_TASK DETAILS:_ For every line below that includes the word "vivaaerobus", add one; report the final number and nothing else.

_MATERIAL FOR THIS TASK:_
%%

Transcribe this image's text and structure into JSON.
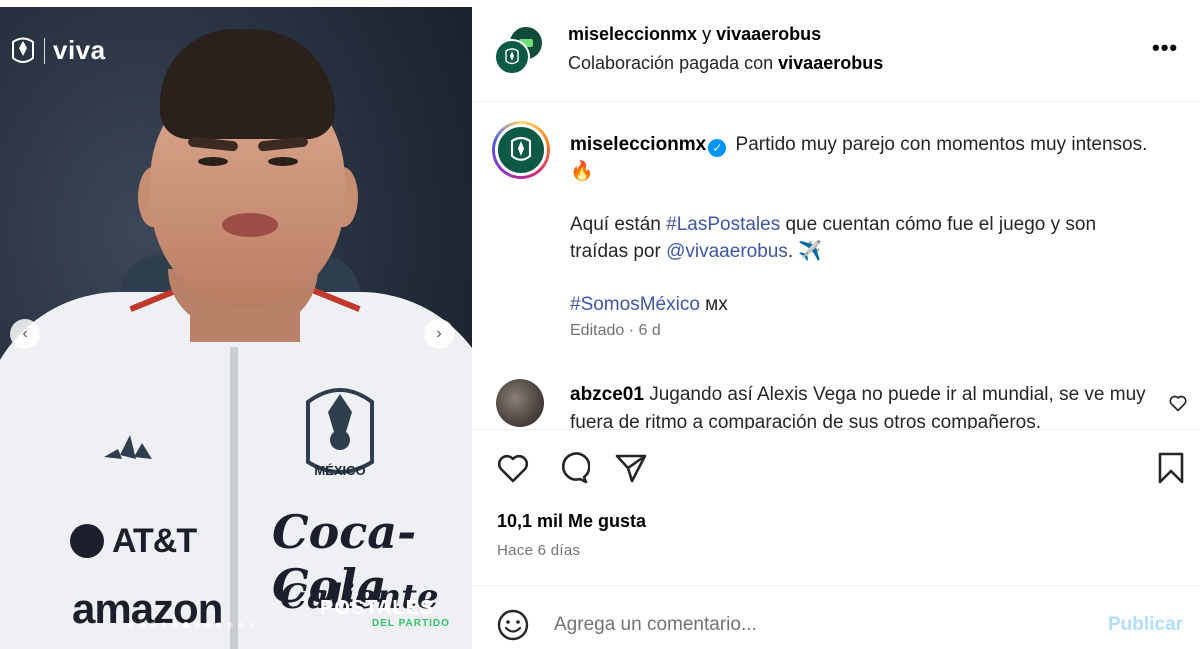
{
  "media": {
    "brand_text": "viva",
    "crest_label": "MÉXICO",
    "sponsors": {
      "att": "AT&T",
      "amazon": "amazon",
      "coca_cola": "Coca-Cola",
      "caliente": "Caliente"
    },
    "postales_title": "POSTALES",
    "postales_subtitle": "DEL PARTIDO",
    "nav_prev_icon": "chevron-left-icon",
    "nav_next_icon": "chevron-right-icon",
    "slide_count": 12,
    "active_slide": 6
  },
  "header": {
    "user1": "miseleccionmx",
    "connector": " y ",
    "user2": "vivaaerobus",
    "paid_text": "Colaboración pagada con ",
    "paid_partner": "vivaaerobus",
    "more_icon": "more-horizontal-icon"
  },
  "caption": {
    "username": "miseleccionmx",
    "line1": "Partido muy parejo con momentos muy intensos.",
    "emoji1": "🔥",
    "para2_before": "Aquí están ",
    "hashtag1": "#LasPostales",
    "para2_mid": " que cuentan cómo fue el juego y son traídas por ",
    "mention": "@vivaaerobus",
    "para2_after": ".",
    "emoji2": "✈️",
    "hashtag2": "#SomosMéxico",
    "flag": "мх",
    "edited": "Editado · 6 d"
  },
  "comment": {
    "username": "abzce01",
    "text": "Jugando así Alexis Vega no puede ir al mundial, se ve muy fuera de ritmo a comparación de sus otros compañeros."
  },
  "actions": {
    "icons": [
      "heart-icon",
      "comment-icon",
      "share-icon",
      "bookmark-icon"
    ],
    "likes": "10,1 mil Me gusta",
    "time": "Hace 6 días"
  },
  "add_comment": {
    "placeholder": "Agrega un comentario...",
    "publish": "Publicar"
  },
  "colors": {
    "link": "#3f57a8",
    "verified": "#0095f6",
    "publish_disabled": "#b2dffc",
    "brand_green": "#0d5a44"
  }
}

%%

_TASK RESPONSE:_ 3